Dr. John E. Smith, chairman of the department of philosophy at Yale, said to the students of the Virginia Military Institute:

It is difficult in the extreme for an individual to take seriously an ideal of responsibility to his family, his community, his nation, and even himself when it is constantly drummed in his ears that ideals, goals, and moral obligations are no more than man-made conventions, or emotions confined entirely within his consciousness — while the real realities are units of energy utterly different from what we ordinarily know and indifferent to the distinctly human life that goes on in this world.

(As a man thinketh, so is he.)

Masons are bombarded by the same incessant suggestions that life is ethically unreal, if not actually meaningless. Many of them are so subtle and plausible that they are adopted unconsciously. The question that really needs to be answered if the Fraternity is to continue its useful and benevolent existence is simply this: “What answer does each Mason give to the callous cynicism of such a pernicious philosophy?”

Freemasonry asserts an ancient belief in moral purposes and hope for the future when it declares that “the aim of our institution is to make its votaries wiser and consequently happier.” That answer implies a confidence in man's moral potentialities, in his capacity to make knowledge ethically useful, and in a Higher Intellect that has ordained and governs the universe. But is it enough to express such thoughts in a sterile ritualistic recital?

Dr. Smith went on to point out to his listeners that “science, so far from banishing values and ideals from the universe, actually presupposes and requires them. Without them, science would no longer be possible as a human enterprise.” Science is impersonal truth. It requires a universal method or procedure to arrive at such truth. Science was born out of and is dependent upon the activities of human beings devoted to those ideals of truth. Unless there had been individuals who were first loyal to the ideal of truth and to the method of discovering it, science could never have been started. Without men of such loyalty and devotion, it could not continue.

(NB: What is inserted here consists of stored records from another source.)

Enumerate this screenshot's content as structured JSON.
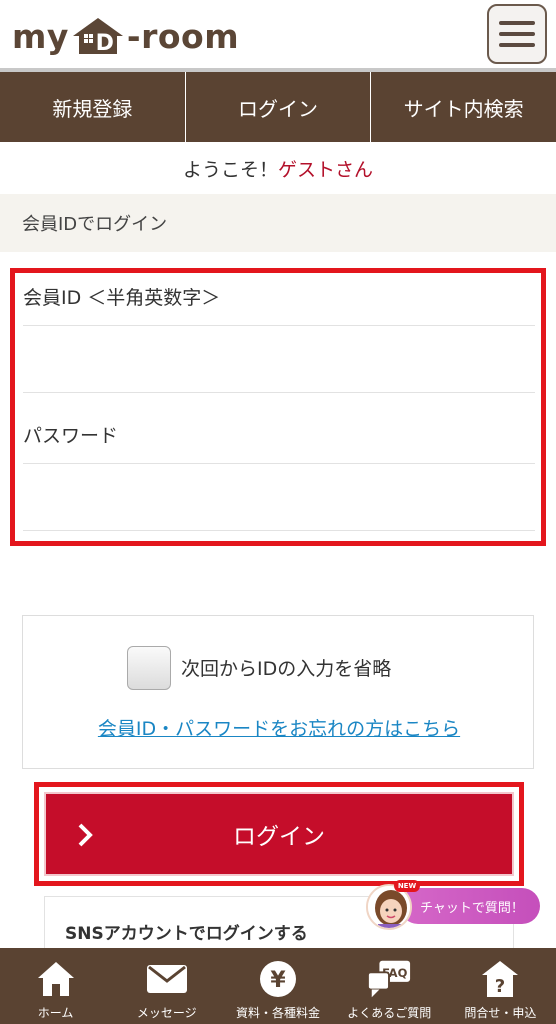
{
  "header": {
    "logo_left": "my",
    "logo_mid": "D",
    "logo_right": "-room"
  },
  "nav": {
    "items": [
      {
        "label": "新規登録"
      },
      {
        "label": "ログイン"
      },
      {
        "label": "サイト内検索"
      }
    ]
  },
  "welcome": {
    "prefix": "ようこそ！",
    "guest": "ゲストさん"
  },
  "section": {
    "title": "会員IDでログイン"
  },
  "form": {
    "id_label": "会員ID ＜半角英数字＞",
    "id_value": "",
    "password_label": "パスワード",
    "password_value": ""
  },
  "remember": {
    "label": "次回からIDの入力を省略",
    "forgot_link": "会員ID・パスワードをお忘れの方はこちら"
  },
  "login_button": {
    "label": "ログイン"
  },
  "sns": {
    "label": "SNSアカウントでログインする"
  },
  "chat": {
    "label": "チャットで質問！",
    "badge": "NEW"
  },
  "bottom_bar": {
    "items": [
      {
        "label": "ホーム",
        "icon": "home-icon"
      },
      {
        "label": "メッセージ",
        "icon": "mail-icon"
      },
      {
        "label": "資料・各種料金",
        "icon": "yen-icon"
      },
      {
        "label": "よくあるご質問",
        "icon": "faq-icon"
      },
      {
        "label": "問合せ・申込",
        "icon": "question-icon"
      }
    ],
    "icon_text": {
      "yen": "¥",
      "faq": "FAQ",
      "question": "?"
    }
  },
  "colors": {
    "brown": "#5a4332",
    "accent_red": "#c50d2a",
    "highlight_red": "#e3161d",
    "link_blue": "#1a86c4",
    "chat_pink": "#d567c8"
  }
}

Morality, likewise, is a knowledge of life that is concerned with the truths about man’s, "thinking-feeling” and with methods for achieving harmonious relationships between individual human beings. It requires men who are loyal to that truth and devoted to the methods for achieving its benevolent objectives. It is never new, yet never old. It is always modern, even when it is old-fashioned. Freemasonry was called into existence to proclaim and to demonstrate such ageless truth. Freemasonry must be morality in action.

But since such truth can never be revealed except as it is demonstrated convincingly, Freemasons cannot maintain their tenets of brotherly love, relief, and truth unless they exemplify those ideals in all the relationships of their daily living. Otherwise, those words become mere verbal posturing, without effect and without meaning to those who want to know what Masons are. It is one thing to say, “I believe that life has a moral purpose.” It is quite another to demonstrate to others that a single life achieves such purpose.

To teach others loyalty to the principles of freedom, to convince others that honesty is a necessary policy, to persuade others that brotherly love can win more victories than intercontinental missiles, requires first of all a fully revealed conviction that man is a moral builder whose purpose is to carry out the designs of the Great Architect of the Universe. Freemasons must convince others, not merely themselves, that they seriously believe in and energetically work for a practical Brotherhood of Man. “As a man thinketh, so is he.”

Ideas are weapons, too. The most powerful weapons being used by our faithless, relentless adversaries, the communists, are the ideas by which they seduce the hopeless materialistic thinkers of our world. Their effects are subtle but already widespread. Freemasonry must challenge such an enemy with the most powerful instrument in its hand, the truth that friendship, morality, and brotherly love are more important to our “thinking-feeling” than armaments, political prestige, or the “security” that depends on material possessions. “It is . . . what we think, which fits us for the future.”

The Masonic Service Association of North America